▸ **Work required**
The output should consist solely of the line containing "What's the underlying" and the lines that follow it through the end of the data below.

START Records for this task

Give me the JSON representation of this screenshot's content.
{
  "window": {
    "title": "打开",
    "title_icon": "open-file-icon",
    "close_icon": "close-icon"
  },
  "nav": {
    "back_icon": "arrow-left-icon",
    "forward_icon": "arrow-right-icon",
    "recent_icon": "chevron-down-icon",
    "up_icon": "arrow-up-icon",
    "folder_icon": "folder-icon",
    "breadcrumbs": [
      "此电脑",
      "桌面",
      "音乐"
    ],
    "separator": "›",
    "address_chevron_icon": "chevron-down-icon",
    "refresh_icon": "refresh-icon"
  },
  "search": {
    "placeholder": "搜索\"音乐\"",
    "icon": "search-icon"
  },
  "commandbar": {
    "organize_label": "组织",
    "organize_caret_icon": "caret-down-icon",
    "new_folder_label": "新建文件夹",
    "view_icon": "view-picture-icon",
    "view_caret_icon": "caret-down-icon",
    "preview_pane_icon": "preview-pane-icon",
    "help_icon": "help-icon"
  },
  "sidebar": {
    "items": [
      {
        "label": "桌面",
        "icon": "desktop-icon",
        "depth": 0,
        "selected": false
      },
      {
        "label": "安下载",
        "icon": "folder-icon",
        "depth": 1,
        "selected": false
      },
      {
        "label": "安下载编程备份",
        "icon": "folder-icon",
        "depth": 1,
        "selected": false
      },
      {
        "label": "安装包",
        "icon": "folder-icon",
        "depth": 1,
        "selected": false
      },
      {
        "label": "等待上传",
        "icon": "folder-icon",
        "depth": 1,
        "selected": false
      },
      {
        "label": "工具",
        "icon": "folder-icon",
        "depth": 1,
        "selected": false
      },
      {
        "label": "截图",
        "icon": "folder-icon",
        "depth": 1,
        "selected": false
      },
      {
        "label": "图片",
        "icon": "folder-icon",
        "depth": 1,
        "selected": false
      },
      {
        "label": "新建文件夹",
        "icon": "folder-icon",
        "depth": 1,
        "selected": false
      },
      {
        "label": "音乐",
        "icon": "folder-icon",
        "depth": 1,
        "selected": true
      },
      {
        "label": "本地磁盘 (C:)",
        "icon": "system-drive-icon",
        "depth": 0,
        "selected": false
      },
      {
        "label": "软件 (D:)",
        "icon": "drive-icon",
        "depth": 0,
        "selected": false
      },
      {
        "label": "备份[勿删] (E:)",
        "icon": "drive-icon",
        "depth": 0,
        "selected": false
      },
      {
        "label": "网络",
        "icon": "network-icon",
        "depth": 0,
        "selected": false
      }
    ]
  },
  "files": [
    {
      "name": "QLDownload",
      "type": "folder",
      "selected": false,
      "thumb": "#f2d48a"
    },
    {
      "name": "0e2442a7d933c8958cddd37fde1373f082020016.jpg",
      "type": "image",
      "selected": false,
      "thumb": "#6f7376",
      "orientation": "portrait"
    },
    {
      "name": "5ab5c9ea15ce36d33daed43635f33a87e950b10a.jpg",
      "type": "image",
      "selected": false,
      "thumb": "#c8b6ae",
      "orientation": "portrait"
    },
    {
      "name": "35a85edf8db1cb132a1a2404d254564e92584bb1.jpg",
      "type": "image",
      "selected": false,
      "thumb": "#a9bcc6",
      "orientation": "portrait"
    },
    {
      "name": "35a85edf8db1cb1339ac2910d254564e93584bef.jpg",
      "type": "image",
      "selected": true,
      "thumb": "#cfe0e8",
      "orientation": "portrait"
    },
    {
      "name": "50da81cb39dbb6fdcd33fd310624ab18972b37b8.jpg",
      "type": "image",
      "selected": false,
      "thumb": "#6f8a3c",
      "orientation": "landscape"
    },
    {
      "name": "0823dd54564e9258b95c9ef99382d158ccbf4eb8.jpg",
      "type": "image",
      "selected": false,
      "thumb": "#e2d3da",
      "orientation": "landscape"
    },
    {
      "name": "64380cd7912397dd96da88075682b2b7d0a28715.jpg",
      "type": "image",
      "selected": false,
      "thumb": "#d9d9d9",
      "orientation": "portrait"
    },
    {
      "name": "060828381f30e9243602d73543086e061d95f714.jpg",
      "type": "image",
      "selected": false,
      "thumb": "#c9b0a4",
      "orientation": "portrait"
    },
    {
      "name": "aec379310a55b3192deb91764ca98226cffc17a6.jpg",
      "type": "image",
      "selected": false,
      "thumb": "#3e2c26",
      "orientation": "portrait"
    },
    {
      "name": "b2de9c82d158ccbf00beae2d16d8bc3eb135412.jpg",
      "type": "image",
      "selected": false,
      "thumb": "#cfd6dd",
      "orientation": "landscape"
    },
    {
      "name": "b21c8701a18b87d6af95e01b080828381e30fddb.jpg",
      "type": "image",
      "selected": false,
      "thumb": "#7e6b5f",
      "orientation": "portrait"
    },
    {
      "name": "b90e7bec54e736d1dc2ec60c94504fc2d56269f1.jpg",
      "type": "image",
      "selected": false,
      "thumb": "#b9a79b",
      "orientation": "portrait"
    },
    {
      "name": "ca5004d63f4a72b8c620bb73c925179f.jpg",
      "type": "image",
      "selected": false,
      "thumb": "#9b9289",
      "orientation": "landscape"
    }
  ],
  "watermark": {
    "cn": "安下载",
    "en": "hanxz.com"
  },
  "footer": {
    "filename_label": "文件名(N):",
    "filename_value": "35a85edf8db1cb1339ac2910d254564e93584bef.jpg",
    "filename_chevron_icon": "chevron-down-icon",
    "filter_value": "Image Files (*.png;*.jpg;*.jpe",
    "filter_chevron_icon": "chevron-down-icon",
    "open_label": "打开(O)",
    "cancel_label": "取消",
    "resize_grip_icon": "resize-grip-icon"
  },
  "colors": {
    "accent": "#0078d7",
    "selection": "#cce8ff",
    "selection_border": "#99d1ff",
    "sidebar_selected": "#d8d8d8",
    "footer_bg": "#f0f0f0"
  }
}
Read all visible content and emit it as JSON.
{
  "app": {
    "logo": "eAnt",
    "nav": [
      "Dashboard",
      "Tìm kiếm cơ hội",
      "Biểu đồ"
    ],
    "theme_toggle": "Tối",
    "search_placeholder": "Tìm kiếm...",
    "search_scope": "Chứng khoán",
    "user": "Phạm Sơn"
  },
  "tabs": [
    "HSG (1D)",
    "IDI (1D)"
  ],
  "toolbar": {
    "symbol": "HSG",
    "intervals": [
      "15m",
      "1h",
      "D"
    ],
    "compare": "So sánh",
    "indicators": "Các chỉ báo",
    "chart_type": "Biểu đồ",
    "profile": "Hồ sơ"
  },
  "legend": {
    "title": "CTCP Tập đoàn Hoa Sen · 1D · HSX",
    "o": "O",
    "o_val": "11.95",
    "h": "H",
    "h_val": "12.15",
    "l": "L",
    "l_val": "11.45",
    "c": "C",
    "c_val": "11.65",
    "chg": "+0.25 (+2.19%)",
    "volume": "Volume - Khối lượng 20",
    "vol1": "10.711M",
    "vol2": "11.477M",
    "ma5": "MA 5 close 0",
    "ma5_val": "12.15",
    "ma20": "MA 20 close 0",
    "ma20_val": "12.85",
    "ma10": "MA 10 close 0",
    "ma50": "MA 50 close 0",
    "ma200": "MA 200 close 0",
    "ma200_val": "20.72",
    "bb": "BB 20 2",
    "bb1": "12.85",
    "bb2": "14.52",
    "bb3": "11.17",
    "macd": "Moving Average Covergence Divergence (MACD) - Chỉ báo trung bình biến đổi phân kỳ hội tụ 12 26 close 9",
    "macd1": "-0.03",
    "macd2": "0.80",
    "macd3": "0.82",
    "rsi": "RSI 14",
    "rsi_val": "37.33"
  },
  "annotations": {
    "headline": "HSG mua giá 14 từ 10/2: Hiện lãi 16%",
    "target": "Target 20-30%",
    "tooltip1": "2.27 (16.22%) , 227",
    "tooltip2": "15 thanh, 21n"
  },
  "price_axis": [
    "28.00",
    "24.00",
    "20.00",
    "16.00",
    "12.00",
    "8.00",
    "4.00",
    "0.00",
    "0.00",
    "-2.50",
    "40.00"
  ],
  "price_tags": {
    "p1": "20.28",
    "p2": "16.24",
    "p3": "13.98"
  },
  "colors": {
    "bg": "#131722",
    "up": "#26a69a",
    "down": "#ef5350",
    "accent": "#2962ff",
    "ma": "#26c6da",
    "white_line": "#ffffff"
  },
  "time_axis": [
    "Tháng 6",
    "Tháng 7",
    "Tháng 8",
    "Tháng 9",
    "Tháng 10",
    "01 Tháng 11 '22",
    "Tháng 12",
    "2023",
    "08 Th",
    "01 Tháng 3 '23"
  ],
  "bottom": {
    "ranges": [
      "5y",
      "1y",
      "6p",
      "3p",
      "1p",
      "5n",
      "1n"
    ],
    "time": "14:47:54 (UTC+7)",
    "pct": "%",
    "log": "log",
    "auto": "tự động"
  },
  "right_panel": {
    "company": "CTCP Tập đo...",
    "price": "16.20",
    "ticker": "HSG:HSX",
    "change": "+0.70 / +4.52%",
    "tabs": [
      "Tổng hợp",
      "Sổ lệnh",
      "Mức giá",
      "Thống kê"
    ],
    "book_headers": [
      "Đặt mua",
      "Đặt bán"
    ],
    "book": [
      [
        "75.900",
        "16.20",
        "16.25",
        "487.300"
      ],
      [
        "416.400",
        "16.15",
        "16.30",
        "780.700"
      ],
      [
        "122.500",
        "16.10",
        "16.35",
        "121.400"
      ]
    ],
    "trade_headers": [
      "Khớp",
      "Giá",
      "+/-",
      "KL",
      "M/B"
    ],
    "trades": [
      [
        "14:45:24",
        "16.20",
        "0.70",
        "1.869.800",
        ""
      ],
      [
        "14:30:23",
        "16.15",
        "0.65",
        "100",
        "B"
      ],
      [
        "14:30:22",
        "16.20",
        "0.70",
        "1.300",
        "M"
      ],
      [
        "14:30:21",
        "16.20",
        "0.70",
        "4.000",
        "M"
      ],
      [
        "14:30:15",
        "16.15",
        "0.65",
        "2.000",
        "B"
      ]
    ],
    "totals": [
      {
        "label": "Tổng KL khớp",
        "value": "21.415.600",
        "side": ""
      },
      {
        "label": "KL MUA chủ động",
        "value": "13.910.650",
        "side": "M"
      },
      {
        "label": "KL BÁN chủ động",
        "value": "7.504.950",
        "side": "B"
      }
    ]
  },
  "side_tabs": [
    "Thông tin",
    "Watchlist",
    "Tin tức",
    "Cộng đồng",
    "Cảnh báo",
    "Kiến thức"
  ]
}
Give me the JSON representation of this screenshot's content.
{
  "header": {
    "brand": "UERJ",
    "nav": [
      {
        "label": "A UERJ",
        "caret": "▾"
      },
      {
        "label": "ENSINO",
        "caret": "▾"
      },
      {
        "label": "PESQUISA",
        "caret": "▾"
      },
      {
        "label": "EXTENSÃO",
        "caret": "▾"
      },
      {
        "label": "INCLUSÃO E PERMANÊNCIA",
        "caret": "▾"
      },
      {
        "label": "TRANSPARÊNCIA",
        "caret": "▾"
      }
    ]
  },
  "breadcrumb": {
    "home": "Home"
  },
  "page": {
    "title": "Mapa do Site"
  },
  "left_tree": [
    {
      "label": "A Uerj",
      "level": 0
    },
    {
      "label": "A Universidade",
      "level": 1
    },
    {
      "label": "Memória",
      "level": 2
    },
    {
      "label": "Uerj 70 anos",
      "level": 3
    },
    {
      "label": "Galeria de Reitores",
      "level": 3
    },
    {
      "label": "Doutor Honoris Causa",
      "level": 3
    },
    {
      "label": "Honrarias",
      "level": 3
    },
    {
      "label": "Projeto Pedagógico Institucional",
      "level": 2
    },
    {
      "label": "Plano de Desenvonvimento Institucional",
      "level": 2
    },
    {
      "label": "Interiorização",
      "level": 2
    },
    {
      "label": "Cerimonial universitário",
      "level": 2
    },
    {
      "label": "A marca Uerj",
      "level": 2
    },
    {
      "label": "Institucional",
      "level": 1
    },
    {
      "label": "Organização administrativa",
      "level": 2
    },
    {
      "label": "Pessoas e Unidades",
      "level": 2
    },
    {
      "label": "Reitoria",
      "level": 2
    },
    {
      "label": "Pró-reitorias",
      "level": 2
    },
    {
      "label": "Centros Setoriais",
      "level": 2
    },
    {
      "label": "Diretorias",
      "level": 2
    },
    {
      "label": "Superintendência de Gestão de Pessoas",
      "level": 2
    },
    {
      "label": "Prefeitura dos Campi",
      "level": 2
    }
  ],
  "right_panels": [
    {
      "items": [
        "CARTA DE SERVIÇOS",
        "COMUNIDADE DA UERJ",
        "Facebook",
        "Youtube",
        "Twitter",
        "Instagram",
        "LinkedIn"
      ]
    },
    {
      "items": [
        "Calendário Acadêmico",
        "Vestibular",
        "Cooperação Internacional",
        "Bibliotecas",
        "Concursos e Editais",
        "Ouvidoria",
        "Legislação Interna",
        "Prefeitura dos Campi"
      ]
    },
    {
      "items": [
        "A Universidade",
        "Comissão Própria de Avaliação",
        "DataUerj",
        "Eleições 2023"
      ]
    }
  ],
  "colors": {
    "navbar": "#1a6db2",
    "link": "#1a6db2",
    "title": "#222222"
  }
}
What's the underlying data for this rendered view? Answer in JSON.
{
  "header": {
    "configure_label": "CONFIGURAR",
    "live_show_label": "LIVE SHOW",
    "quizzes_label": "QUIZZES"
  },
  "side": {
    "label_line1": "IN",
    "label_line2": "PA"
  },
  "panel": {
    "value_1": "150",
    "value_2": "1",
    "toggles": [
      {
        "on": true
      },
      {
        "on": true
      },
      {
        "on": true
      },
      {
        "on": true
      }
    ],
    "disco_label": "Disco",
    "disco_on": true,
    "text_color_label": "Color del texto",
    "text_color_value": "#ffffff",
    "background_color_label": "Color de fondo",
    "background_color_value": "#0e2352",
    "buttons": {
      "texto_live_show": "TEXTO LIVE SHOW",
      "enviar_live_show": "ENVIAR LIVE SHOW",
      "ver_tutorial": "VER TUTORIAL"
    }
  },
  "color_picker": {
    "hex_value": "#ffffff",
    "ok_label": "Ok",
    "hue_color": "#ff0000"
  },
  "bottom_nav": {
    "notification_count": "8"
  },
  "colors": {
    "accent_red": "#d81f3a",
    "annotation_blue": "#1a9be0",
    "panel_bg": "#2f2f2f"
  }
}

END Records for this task

▸ **Solution**
What's the underlying data for this rendered view? Answer in JSON.
{
  "header": {
    "configure_label": "CONFIGURAR",
    "live_show_label": "LIVE SHOW",
    "quizzes_label": "QUIZZES"
  },
  "side": {
    "label_line1": "IN",
    "label_line2": "PA"
  },
  "panel": {
    "value_1": "150",
    "value_2": "1",
    "toggles": [
      {
        "on": true
      },
      {
        "on": true
      },
      {
        "on": true
      },
      {
        "on": true
      }
    ],
    "disco_label": "Disco",
    "disco_on": true,
    "text_color_label": "Color del texto",
    "text_color_value": "#ffffff",
    "background_color_label": "Color de fondo",
    "background_color_value": "#0e2352",
    "buttons": {
      "texto_live_show": "TEXTO LIVE SHOW",
      "enviar_live_show": "ENVIAR LIVE SHOW",
      "ver_tutorial": "VER TUTORIAL"
    }
  },
  "color_picker": {
    "hex_value": "#ffffff",
    "ok_label": "Ok",
    "hue_color": "#ff0000"
  },
  "bottom_nav": {
    "notification_count": "8"
  },
  "colors": {
    "accent_red": "#d81f3a",
    "annotation_blue": "#1a9be0",
    "panel_bg": "#2f2f2f"
  }
}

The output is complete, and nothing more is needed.